As Gunther Oettinger, sits down to discuss standards during his trip to the US this week, Paul Meller explains why Europe’s approach to this important topic does not need a massive overhaul.
Paul Meller is communications director of technology industry association DIGITALEUROPE
Standards make the technology world go round. Without them, there would be no global computing or phone networks. Devices we consider basic ICT equipment today would not have reached a mass market were it not for the standards that underpin them.
DIGITALEUROPE welcomes the attention given to standardisation in the European Commission’s Digital Single Market strategy. We want to work constructively with EU policymakers to make the system even better than it is today, but the system is very good already so the likely changes from this process should only reinforce the approach taken in the most recent standardisation reforms.
In Europe we can boast one of the most important ICT standards of them all – the 23 year-old GSM standard that transformed mobile phones from a niche product to a must have device used by over five billion people from every continent of the globe.

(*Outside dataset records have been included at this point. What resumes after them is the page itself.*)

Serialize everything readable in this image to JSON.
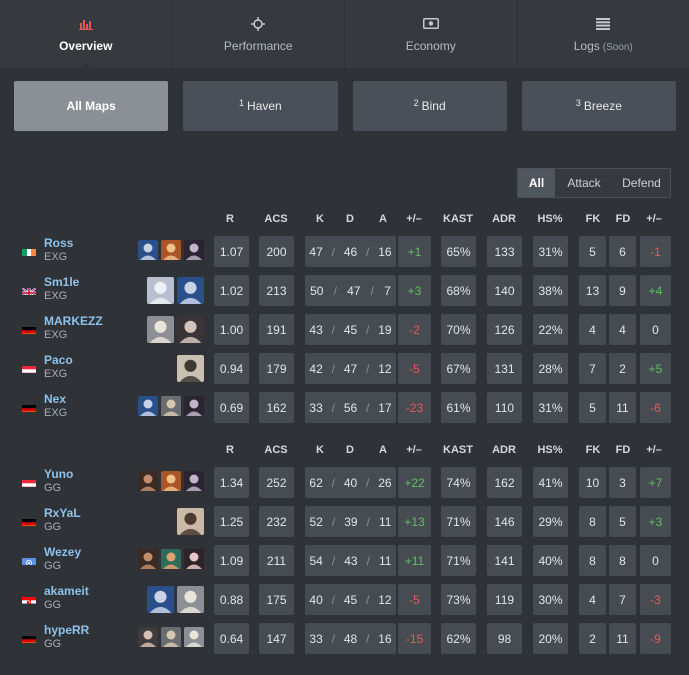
{
  "tabs": [
    {
      "label": "Overview",
      "icon": "bar-chart-icon",
      "active": true
    },
    {
      "label": "Performance",
      "icon": "crosshair-icon",
      "active": false
    },
    {
      "label": "Economy",
      "icon": "money-icon",
      "active": false
    },
    {
      "label": "Logs",
      "soon": "(Soon)",
      "icon": "list-icon",
      "active": false
    }
  ],
  "maps": [
    {
      "num": "",
      "label": "All Maps",
      "active": true
    },
    {
      "num": "1",
      "label": "Haven",
      "active": false
    },
    {
      "num": "2",
      "label": "Bind",
      "active": false
    },
    {
      "num": "3",
      "label": "Breeze",
      "active": false
    }
  ],
  "side_filter": [
    "All",
    "Attack",
    "Defend"
  ],
  "columns": [
    "R",
    "ACS",
    "K",
    "D",
    "A",
    "+/–",
    "KAST",
    "ADR",
    "HS%",
    "FK",
    "FD",
    "+/–"
  ],
  "teams": [
    {
      "players": [
        {
          "name": "Ross",
          "team": "EXG",
          "flag": "ie",
          "agents": [
            "agent-a",
            "agent-b",
            "agent-c"
          ],
          "r": "1.07",
          "acs": "200",
          "k": "47",
          "d": "46",
          "a": "16",
          "pm": "+1",
          "kast": "65%",
          "adr": "133",
          "hs": "31%",
          "fk": "5",
          "fd": "6",
          "fpm": "-1"
        },
        {
          "name": "Sm1le",
          "team": "EXG",
          "flag": "gb",
          "agents": [
            "agent-d",
            "agent-a"
          ],
          "r": "1.02",
          "acs": "213",
          "k": "50",
          "d": "47",
          "a": "7",
          "pm": "+3",
          "kast": "68%",
          "adr": "140",
          "hs": "38%",
          "fk": "13",
          "fd": "9",
          "fpm": "+4"
        },
        {
          "name": "MARKEZZ",
          "team": "EXG",
          "flag": "de",
          "agents": [
            "agent-e",
            "agent-f"
          ],
          "r": "1.00",
          "acs": "191",
          "k": "43",
          "d": "45",
          "a": "19",
          "pm": "-2",
          "kast": "70%",
          "adr": "126",
          "hs": "22%",
          "fk": "4",
          "fd": "4",
          "fpm": "0"
        },
        {
          "name": "Paco",
          "team": "EXG",
          "flag": "at",
          "agents": [
            "agent-g"
          ],
          "r": "0.94",
          "acs": "179",
          "k": "42",
          "d": "47",
          "a": "12",
          "pm": "-5",
          "kast": "67%",
          "adr": "131",
          "hs": "28%",
          "fk": "7",
          "fd": "2",
          "fpm": "+5"
        },
        {
          "name": "Nex",
          "team": "EXG",
          "flag": "de",
          "agents": [
            "agent-a",
            "agent-h",
            "agent-c"
          ],
          "r": "0.69",
          "acs": "162",
          "k": "33",
          "d": "56",
          "a": "17",
          "pm": "-23",
          "kast": "61%",
          "adr": "110",
          "hs": "31%",
          "fk": "5",
          "fd": "11",
          "fpm": "-6"
        }
      ]
    },
    {
      "players": [
        {
          "name": "Yuno",
          "team": "GG",
          "flag": "at",
          "agents": [
            "agent-i",
            "agent-b",
            "agent-c"
          ],
          "r": "1.34",
          "acs": "252",
          "k": "62",
          "d": "40",
          "a": "26",
          "pm": "+22",
          "kast": "74%",
          "adr": "162",
          "hs": "41%",
          "fk": "10",
          "fd": "3",
          "fpm": "+7"
        },
        {
          "name": "RxYaL",
          "team": "GG",
          "flag": "de",
          "agents": [
            "agent-j"
          ],
          "r": "1.25",
          "acs": "232",
          "k": "52",
          "d": "39",
          "a": "11",
          "pm": "+13",
          "kast": "71%",
          "adr": "146",
          "hs": "29%",
          "fk": "8",
          "fd": "5",
          "fpm": "+3"
        },
        {
          "name": "Wezey",
          "team": "GG",
          "flag": "un",
          "agents": [
            "agent-i",
            "agent-k",
            "agent-l"
          ],
          "r": "1.09",
          "acs": "211",
          "k": "54",
          "d": "43",
          "a": "11",
          "pm": "+11",
          "kast": "71%",
          "adr": "141",
          "hs": "40%",
          "fk": "8",
          "fd": "8",
          "fpm": "0"
        },
        {
          "name": "akameit",
          "team": "GG",
          "flag": "hr",
          "agents": [
            "agent-a",
            "agent-e"
          ],
          "r": "0.88",
          "acs": "175",
          "k": "40",
          "d": "45",
          "a": "12",
          "pm": "-5",
          "kast": "73%",
          "adr": "119",
          "hs": "30%",
          "fk": "4",
          "fd": "7",
          "fpm": "-3"
        },
        {
          "name": "hypeRR",
          "team": "GG",
          "flag": "de",
          "agents": [
            "agent-m",
            "agent-h",
            "agent-e"
          ],
          "r": "0.64",
          "acs": "147",
          "k": "33",
          "d": "48",
          "a": "16",
          "pm": "-15",
          "kast": "62%",
          "adr": "98",
          "hs": "20%",
          "fk": "2",
          "fd": "11",
          "fpm": "-9"
        }
      ]
    }
  ],
  "colors": {
    "positive": "#5fbf5f",
    "negative": "#e65a5a",
    "player_name": "#8fc2ea",
    "cell_bg": "#474c53"
  }
}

The Global System for Mobile communications started out as a European standard pushed to the fore by government-controlled incumbent telecom operators. GSM had to compete with equivalent network technologies in the US, Japan and elsewhere, but over time its technical superiority led to it being deployed in over 80% of the world.
Standards put Europe at the technological forefront. Many in Europe are now asking how Europe can repeat the success.
No surprise then that standardisation features prominently in the European Commission’s Digital Single Market (DSM) strategy which was unveiled last month.
Some policymakers believe that Europe needs to re-think its approach to standards so that the region can once again lead the world in a vital field of technology. However, the world has moved on since 1992. Incumbent telcos no longer dominate. The convergence with computing has injected more market innovation and a healthy dose of global thinking into the process of developing standards for the ICT industry.
Yet the DSM blueprint appears to call for standardisation to become a top down, European process, with European governments determining what technology standards are needed – in other words they are looking to duplicate the conditions that gave us GSM.
This approach would be a departure from some of the successful elements in place now. Three years ago, the EU adopted a standardisation package of legislation, which paved the way for, among other things, the creation of a multi-stakeholder platform for ICT standardisation (MSP) involving governments, the European Commission, global standards bodies, industry and users’ associations.
The inclusive process steered by the MSP combines?a top-down, as well as a bottom-up approach to standardisation. Governments help identify societal needs, such as in e-Health, while experts from industry and the standards bodies including industry consortia such as the W3C, IETF, OASIS and IEEE do the legwork in developing the standards.
This is the model we need to keep. This approach, combining policy needs and market requirements, led to the near global adoption of the GSM standard; it was a process supported by governments, but led by industry.
It is essential to maintain a global vision in Europe’s approach to standardisation. Mandating standards for the European market and hoping they will be taken up globally would be unrealistic.
The conditions that gave birth to the GSM standard no longer exist. In addition to the convergence of telecoms and computing, the world has become much smaller; innovations go global much faster, and ICT technologies built on standards are redefining how we interact with our devices on an almost daily basis.
The standardisation process in Europe needs to involve standards bodies and industry consortia from the very start. If it returns to the old top-down approach that existed in the 1990s, there’s a very real danger that other parts of the world – India, China and Russia, for example – will follow the European lead and become inward-looking, or worse, they could use standardisation as a protectionist tool to keep foreign competitors out.